In the records below, count every line that contains the word "time" and report only the total.

(Data about app and page elements)
::::::

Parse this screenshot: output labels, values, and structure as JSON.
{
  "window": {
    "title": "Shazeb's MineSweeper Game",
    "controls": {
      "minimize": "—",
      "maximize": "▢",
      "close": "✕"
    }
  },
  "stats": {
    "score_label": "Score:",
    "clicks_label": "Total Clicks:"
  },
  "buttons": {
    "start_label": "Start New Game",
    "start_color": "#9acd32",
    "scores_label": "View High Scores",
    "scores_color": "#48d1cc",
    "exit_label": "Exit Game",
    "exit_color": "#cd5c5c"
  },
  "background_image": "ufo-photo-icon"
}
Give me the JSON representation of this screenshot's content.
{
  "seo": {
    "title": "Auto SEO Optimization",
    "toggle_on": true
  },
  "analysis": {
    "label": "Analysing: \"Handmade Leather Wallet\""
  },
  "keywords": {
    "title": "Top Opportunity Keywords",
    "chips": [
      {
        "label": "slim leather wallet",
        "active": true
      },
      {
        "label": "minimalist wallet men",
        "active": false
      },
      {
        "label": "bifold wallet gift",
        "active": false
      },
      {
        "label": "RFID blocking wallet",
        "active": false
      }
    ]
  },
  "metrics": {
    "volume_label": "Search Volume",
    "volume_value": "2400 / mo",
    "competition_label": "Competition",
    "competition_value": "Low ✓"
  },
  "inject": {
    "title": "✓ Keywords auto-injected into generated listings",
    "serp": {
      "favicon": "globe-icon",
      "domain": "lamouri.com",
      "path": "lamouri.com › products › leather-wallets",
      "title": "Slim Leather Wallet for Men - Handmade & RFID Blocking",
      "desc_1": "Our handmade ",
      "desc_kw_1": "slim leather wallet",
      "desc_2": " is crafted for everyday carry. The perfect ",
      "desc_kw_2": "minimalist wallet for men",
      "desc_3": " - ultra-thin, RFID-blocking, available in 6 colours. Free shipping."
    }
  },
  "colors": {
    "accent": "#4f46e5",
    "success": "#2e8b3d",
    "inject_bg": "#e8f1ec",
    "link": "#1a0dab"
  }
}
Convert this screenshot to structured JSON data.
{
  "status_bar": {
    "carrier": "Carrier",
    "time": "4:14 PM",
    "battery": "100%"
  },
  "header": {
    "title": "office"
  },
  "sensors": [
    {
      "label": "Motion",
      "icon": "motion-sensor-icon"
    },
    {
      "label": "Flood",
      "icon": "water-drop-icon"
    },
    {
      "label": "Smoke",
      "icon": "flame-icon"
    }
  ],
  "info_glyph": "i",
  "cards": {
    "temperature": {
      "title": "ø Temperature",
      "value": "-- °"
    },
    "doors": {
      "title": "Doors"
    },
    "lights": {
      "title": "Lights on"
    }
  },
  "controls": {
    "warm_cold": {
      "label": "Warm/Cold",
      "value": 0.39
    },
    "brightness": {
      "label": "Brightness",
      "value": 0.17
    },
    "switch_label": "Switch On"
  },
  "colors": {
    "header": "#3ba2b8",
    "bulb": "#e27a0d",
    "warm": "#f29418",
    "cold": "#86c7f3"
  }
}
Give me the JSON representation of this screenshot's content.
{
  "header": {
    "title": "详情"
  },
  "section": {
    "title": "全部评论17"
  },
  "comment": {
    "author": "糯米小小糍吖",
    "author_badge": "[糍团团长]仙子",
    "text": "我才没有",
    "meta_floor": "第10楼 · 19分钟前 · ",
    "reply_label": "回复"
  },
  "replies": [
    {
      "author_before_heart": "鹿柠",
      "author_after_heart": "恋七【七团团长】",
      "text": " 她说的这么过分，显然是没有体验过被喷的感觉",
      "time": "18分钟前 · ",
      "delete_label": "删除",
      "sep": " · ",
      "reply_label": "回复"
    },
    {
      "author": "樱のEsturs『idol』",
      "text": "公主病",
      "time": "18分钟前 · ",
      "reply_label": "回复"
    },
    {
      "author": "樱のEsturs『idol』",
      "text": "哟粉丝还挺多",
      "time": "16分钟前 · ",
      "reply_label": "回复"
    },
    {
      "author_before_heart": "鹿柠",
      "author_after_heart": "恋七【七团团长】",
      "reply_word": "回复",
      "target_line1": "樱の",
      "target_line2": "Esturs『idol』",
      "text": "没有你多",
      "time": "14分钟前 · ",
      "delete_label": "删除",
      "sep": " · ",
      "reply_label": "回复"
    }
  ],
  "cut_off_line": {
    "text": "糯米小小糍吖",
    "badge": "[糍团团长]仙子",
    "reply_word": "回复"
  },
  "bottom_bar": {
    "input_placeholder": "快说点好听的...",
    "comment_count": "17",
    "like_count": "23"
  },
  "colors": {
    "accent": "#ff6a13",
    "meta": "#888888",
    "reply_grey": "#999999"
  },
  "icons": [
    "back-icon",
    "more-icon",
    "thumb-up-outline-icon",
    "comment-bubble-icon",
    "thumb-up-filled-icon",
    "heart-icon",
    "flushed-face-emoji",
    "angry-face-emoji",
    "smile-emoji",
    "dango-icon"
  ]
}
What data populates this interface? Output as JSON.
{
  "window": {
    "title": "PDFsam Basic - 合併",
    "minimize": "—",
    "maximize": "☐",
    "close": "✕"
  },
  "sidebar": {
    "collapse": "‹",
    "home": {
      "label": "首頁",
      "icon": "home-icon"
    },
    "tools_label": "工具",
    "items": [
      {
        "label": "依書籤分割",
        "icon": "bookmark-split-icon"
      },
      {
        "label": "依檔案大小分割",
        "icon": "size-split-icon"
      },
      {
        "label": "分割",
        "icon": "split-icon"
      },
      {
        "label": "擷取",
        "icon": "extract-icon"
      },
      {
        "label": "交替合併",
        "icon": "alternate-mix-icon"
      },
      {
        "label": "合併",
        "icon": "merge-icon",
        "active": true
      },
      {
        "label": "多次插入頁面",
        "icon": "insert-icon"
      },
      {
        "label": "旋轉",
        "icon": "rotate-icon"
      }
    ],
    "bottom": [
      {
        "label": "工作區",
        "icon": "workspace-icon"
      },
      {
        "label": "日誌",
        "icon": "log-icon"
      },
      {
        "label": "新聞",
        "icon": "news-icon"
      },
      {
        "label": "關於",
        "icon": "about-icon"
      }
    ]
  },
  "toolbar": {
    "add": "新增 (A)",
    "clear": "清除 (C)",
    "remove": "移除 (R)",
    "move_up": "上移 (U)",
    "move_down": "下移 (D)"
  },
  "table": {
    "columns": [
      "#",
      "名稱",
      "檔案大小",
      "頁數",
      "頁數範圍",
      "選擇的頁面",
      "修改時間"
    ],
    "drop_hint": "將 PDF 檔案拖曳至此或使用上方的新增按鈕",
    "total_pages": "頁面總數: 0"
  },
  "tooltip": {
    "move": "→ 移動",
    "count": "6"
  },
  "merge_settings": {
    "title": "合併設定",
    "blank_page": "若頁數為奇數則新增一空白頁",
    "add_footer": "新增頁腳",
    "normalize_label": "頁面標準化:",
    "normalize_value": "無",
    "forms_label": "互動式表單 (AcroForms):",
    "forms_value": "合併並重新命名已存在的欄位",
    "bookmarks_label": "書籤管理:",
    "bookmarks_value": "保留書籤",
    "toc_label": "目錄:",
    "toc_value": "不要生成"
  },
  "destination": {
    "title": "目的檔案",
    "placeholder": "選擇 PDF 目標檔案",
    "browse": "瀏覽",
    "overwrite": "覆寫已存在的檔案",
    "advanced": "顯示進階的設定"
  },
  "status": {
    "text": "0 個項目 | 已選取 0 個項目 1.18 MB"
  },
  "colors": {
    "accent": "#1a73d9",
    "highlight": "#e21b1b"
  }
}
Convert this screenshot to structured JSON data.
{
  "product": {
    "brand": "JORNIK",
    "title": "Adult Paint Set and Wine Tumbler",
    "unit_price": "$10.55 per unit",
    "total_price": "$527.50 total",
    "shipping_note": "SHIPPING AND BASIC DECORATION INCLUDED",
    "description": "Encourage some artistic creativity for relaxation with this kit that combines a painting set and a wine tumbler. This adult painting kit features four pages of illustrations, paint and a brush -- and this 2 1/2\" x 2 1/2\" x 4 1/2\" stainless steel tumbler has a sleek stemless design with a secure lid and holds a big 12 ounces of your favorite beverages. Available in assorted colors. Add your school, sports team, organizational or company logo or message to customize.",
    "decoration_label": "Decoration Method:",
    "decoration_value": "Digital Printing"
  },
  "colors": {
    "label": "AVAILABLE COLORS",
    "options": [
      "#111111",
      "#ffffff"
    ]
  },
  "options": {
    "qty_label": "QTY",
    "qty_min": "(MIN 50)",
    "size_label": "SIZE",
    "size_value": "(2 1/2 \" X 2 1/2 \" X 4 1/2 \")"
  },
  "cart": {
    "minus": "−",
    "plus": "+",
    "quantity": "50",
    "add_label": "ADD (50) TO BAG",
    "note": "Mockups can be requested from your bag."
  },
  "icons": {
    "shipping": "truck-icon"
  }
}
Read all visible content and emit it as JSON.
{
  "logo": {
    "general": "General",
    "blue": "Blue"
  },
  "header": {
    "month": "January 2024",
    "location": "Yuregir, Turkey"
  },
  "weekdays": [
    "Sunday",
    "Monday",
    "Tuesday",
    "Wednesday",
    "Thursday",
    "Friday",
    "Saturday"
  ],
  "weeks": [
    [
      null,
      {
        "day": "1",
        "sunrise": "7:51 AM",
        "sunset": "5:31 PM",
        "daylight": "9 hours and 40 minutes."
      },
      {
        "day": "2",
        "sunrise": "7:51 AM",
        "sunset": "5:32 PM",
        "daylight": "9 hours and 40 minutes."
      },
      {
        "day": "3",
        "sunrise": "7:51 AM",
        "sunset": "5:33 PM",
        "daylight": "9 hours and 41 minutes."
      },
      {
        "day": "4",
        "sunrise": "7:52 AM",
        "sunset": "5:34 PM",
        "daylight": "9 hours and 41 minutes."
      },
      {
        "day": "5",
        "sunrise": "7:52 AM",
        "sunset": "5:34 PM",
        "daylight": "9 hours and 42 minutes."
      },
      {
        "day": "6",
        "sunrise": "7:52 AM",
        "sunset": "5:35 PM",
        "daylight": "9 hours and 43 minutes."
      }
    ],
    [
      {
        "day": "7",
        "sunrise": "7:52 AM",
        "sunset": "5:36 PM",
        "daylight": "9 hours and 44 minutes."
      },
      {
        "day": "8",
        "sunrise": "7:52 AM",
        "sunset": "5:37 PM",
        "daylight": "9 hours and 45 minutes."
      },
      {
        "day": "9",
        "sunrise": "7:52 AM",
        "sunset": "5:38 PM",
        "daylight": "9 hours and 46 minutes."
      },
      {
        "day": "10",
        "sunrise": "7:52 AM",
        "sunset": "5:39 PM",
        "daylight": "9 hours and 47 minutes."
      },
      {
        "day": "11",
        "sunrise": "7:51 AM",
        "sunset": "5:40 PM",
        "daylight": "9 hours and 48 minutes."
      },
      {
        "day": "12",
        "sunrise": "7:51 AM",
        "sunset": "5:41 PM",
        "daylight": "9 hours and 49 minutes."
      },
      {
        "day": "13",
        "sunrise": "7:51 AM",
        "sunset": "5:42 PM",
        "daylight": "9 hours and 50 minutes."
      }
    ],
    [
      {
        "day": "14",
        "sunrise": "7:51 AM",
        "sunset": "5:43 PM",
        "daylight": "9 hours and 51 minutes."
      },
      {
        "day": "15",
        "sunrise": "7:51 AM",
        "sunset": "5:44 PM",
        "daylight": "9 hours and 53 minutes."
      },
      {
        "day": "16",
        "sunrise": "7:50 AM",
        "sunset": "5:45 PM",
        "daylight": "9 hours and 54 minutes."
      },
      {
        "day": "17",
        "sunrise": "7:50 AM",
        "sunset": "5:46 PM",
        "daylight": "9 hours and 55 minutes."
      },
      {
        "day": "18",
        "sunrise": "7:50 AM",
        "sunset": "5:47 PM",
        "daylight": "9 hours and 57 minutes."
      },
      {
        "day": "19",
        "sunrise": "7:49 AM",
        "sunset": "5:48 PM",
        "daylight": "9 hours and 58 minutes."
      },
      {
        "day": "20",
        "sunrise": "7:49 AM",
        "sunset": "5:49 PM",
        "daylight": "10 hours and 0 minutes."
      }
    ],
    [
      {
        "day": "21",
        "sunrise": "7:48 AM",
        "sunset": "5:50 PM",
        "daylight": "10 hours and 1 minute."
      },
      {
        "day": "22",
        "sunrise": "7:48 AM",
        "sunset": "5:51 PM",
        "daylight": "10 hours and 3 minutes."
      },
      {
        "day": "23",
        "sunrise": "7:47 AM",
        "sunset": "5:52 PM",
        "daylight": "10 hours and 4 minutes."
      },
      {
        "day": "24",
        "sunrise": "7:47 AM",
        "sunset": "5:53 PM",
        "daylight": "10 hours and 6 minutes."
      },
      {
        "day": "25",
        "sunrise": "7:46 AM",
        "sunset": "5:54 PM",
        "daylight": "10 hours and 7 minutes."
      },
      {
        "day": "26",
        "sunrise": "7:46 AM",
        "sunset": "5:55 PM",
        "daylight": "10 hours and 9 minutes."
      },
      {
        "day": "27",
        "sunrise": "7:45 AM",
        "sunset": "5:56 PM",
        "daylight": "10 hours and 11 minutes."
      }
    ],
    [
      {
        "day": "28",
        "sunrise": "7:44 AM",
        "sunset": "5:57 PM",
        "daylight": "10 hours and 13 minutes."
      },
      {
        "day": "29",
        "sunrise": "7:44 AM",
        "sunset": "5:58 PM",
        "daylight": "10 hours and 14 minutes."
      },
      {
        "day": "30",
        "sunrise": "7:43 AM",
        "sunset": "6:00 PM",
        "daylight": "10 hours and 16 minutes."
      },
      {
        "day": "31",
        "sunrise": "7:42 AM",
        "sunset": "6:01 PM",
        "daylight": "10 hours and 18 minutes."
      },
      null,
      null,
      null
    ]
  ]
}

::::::

### [SOLUTION FOR THIS TASK]
5